I picked up Shards of Honor by Lois McMaster Bujold  because (a) I had heard great things about her Vorkosigan saga, and this is the first book in the series, and (b) I really enjoyed her fantasy novel The Curse of Chalion.

Shards of Honor starts off with the main character, Cordelia Naismith, leading a scientific scouting party on an unsettled planet. They are ambushed by enemies, her crew is killed, and she finds herself the captive of Aral Vorkosigan, an officer of the Bararryan military. The twist is, he didn’t order the attack, it was a plot from political enemies to get rid of him by making it look like her people killed him.

Cordelia and Aral have to work together to get back to safety, and in the process they almost immediately fall in love.Eventually they make it back to Vorkosigan’s ship, but then Cordelia is “rescued” by her own people and the star-crossed lovers end up separated.

I won’t detail the rest of the plot, but in broad strokes, they find themselves back together when Cordelia is once again captured by the Bararryans, just before war breaks out between their people. Lots of political intrigue ensues.

Shards of Honor is good old fashioned space opera, with fleets of ships and planetary invasions, and political maneuverings that hold the fate of many planets in the balance. It had been a while since I read something like this, and it was very readable.

Unfortunately, the main character is pretty passive. Most of the time things are done to her and she reacts, rather than having her own actions move the plot forward. It’s almost as if the real main character is Aral Vorkosigan, and Cordelia exists primarily as a proxy for the reader: an outsider who is present for the major plot points but doesn’t know much so needs things explained.

Also, I was just not convinced by the romance which is at the heart of the story. We’re supposed to just believe that after having all of her friends killed by Vorkosigan’s people, Cordelia still falls almost immediately for Aral because he is handsome and tough and helps her bury her dead friend.

The plot was also somewhat disjointed and some subplots don’t really resolve in a very satisfying way. Apparently this novel was originally longer and was split into multiple pieces, and I think that left some rough edges.
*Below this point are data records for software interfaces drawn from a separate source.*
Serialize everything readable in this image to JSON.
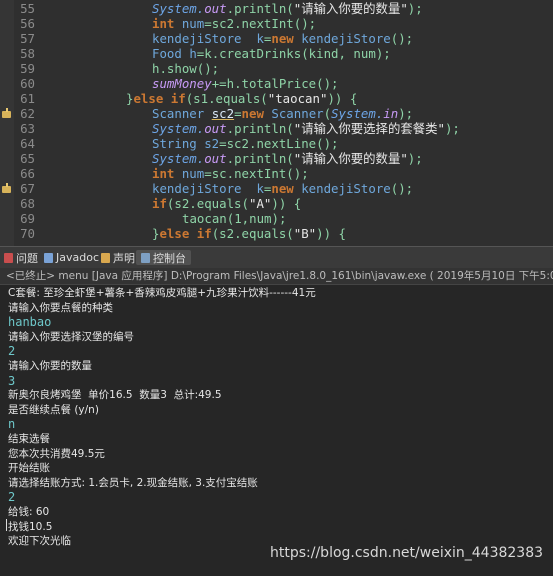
{
  "editor": {
    "line_numbers": [
      "55",
      "56",
      "57",
      "58",
      "59",
      "60",
      "61",
      "62",
      "63",
      "64",
      "65",
      "66",
      "67",
      "68",
      "69",
      "70"
    ],
    "lines": [
      [
        [
          "st",
          "System."
        ],
        [
          "vi",
          "out"
        ],
        [
          "mt",
          ".println("
        ],
        [
          "str",
          "\"请输入你要的数量\""
        ],
        [
          "mt",
          ");"
        ]
      ],
      [
        [
          "kw",
          "int "
        ],
        [
          "ty",
          "num"
        ],
        [
          "mt",
          "=sc2.nextInt();"
        ]
      ],
      [
        [
          "ty",
          "kendejiStore  "
        ],
        [
          "ty",
          "k"
        ],
        [
          "mt",
          "="
        ],
        [
          "kw",
          "new "
        ],
        [
          "ty",
          "kendejiStore"
        ],
        [
          "mt",
          "();"
        ]
      ],
      [
        [
          "ty",
          "Food "
        ],
        [
          "ty",
          "h"
        ],
        [
          "mt",
          "=k.creatDrinks(kind, num);"
        ]
      ],
      [
        [
          "mt",
          "h.show();"
        ]
      ],
      [
        [
          "vi",
          "sumMoney"
        ],
        [
          "mt",
          "+=h.totalPrice();"
        ]
      ],
      [
        [
          "mt",
          "}"
        ],
        [
          "kw",
          "else if"
        ],
        [
          "mt",
          "(s1.equals("
        ],
        [
          "str",
          "\"taocan\""
        ],
        [
          "mt",
          ")) {"
        ]
      ],
      [
        [
          "ty",
          "Scanner "
        ],
        [
          "ul",
          "sc2"
        ],
        [
          "mt",
          "="
        ],
        [
          "kw",
          "new "
        ],
        [
          "ty",
          "Scanner"
        ],
        [
          "mt",
          "("
        ],
        [
          "st",
          "System."
        ],
        [
          "vi",
          "in"
        ],
        [
          "mt",
          ");"
        ]
      ],
      [
        [
          "st",
          "System."
        ],
        [
          "vi",
          "out"
        ],
        [
          "mt",
          ".println("
        ],
        [
          "str",
          "\"请输入你要选择的套餐类\""
        ],
        [
          "mt",
          ");"
        ]
      ],
      [
        [
          "ty",
          "String "
        ],
        [
          "ty",
          "s2"
        ],
        [
          "mt",
          "=sc2.nextLine();"
        ]
      ],
      [
        [
          "st",
          "System."
        ],
        [
          "vi",
          "out"
        ],
        [
          "mt",
          ".println("
        ],
        [
          "str",
          "\"请输入你要的数量\""
        ],
        [
          "mt",
          ");"
        ]
      ],
      [
        [
          "kw",
          "int "
        ],
        [
          "ty",
          "num"
        ],
        [
          "mt",
          "=sc.nextInt();"
        ]
      ],
      [
        [
          "ty",
          "kendejiStore  "
        ],
        [
          "ty",
          "k"
        ],
        [
          "mt",
          "="
        ],
        [
          "kw",
          "new "
        ],
        [
          "ty",
          "kendejiStore"
        ],
        [
          "mt",
          "();"
        ]
      ],
      [
        [
          "kw",
          "if"
        ],
        [
          "mt",
          "(s2.equals("
        ],
        [
          "str",
          "\"A\""
        ],
        [
          "mt",
          ")) {"
        ]
      ],
      [
        [
          "mt",
          "taocan(1,num);"
        ]
      ],
      [
        [
          "mt",
          "}"
        ],
        [
          "kw",
          "else if"
        ],
        [
          "mt",
          "(s2.equals("
        ],
        [
          "str",
          "\"B\""
        ],
        [
          "mt",
          ")) {"
        ]
      ]
    ]
  },
  "tabs": [
    {
      "label": "问题",
      "color": "#c94e4e"
    },
    {
      "label": "Javadoc",
      "color": "#7aa2d6"
    },
    {
      "label": "声明",
      "color": "#d9a84f"
    },
    {
      "label": "控制台",
      "color": "#7ea0c4"
    }
  ],
  "console": {
    "header": "<已终止> menu [Java 应用程序] D:\\Program Files\\Java\\jre1.8.0_161\\bin\\javaw.exe ( 2019年5月10日 下午5:07:20 )",
    "lines": [
      {
        "text": "C套餐: 至珍全虾堡+薯条+香辣鸡皮鸡腿+九珍果汁饮料------41元",
        "type": "out"
      },
      {
        "text": "请输入你要点餐的种类",
        "type": "out"
      },
      {
        "text": "hanbao",
        "type": "in"
      },
      {
        "text": "请输入你要选择汉堡的编号",
        "type": "out"
      },
      {
        "text": "2",
        "type": "in"
      },
      {
        "text": "请输入你要的数量",
        "type": "out"
      },
      {
        "text": "3",
        "type": "in"
      },
      {
        "text": "新奥尔良烤鸡堡  单价16.5  数量3  总计:49.5",
        "type": "out"
      },
      {
        "text": "是否继续点餐 (y/n)",
        "type": "out"
      },
      {
        "text": "n",
        "type": "in"
      },
      {
        "text": "结束选餐",
        "type": "out"
      },
      {
        "text": "您本次共消费49.5元",
        "type": "out"
      },
      {
        "text": "开始结账",
        "type": "out"
      },
      {
        "text": "请选择结账方式: 1.会员卡, 2.现金结账, 3.支付宝结账",
        "type": "out"
      },
      {
        "text": "2",
        "type": "in"
      },
      {
        "text": "给钱: 60",
        "type": "out"
      },
      {
        "text": "找钱10.5",
        "type": "out"
      },
      {
        "text": "欢迎下次光临",
        "type": "out"
      }
    ]
  },
  "watermark": "https://blog.csdn.net/weixin_44382383"
}
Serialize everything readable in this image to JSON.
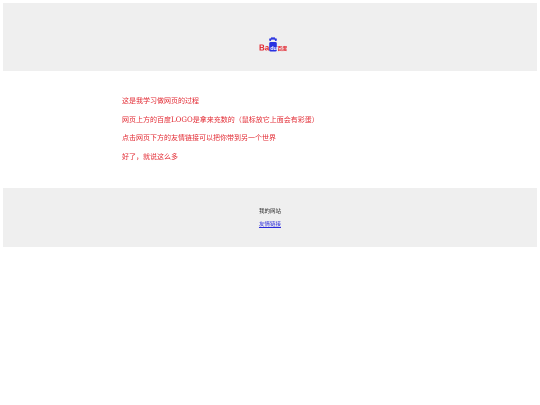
{
  "header": {
    "logo": {
      "text_left": "Bai",
      "text_right": "百度",
      "icon": "baidu-paw-icon",
      "colors": {
        "red": "#e2262f",
        "blue": "#2932e1"
      }
    }
  },
  "content": {
    "lines": [
      "这是我学习做网页的过程",
      "网页上方的百度LOGO是拿来充数的（鼠标放它上面会有彩蛋）",
      "点击网页下方的友情链接可以把你带到另一个世界",
      "好了，就说这么多"
    ],
    "text_color": "#e2262f"
  },
  "footer": {
    "site_name": "我的网站",
    "friend_link": "友情链接",
    "link_color": "#2a2adb"
  }
}
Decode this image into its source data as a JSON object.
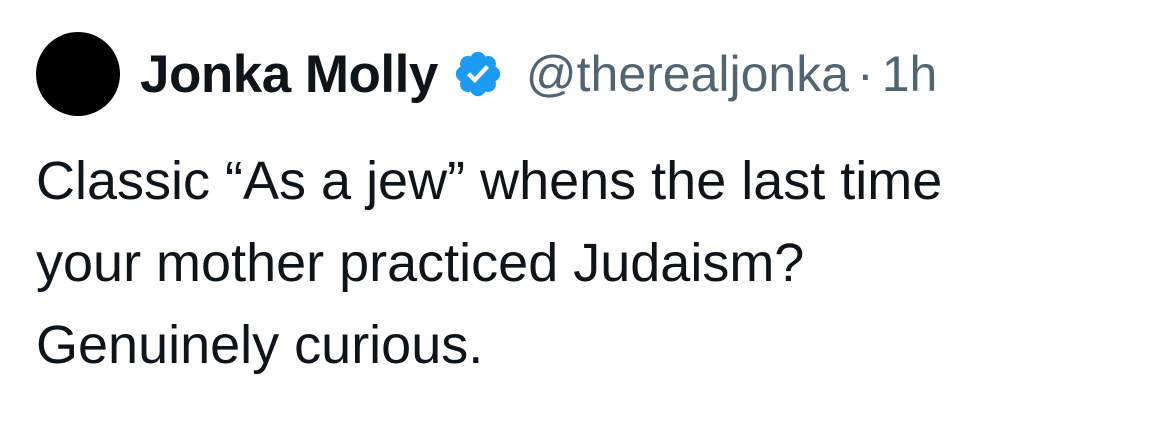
{
  "tweet": {
    "author": {
      "display_name": "Jonka Molly",
      "handle": "@therealjonka",
      "verified": true,
      "avatar_color": "#000000"
    },
    "separator": "·",
    "timestamp": "1h",
    "text_lines": [
      "Classic “As a jew” whens the last time",
      "your mother practiced Judaism?",
      "Genuinely curious."
    ]
  },
  "colors": {
    "text_primary": "#0f1419",
    "text_secondary": "#536471",
    "verified_blue": "#1d9bf0"
  },
  "icons": {
    "verified": "verified-badge-icon"
  }
}
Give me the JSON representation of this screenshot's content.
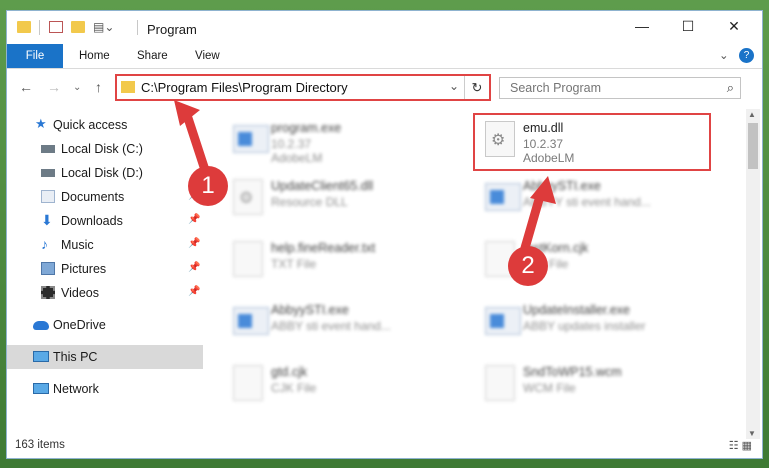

After finishing the book, I read a bit about the “proper” order in which to read the Vorkosigan saga, and it turns out Shard of Honor is Bujold’s first novel, ever. Given that, the flaws in Shards of Honor make more sense. Having read Curse of Chalion, I know that Bujold gets much better, and I have heard that the entries in the Vorkosigan saga improve as they go. Despite its flaws, Shards of Honor was quite readable, and with the promise of better things to come, I still plan on returning to the Vorkosigan series.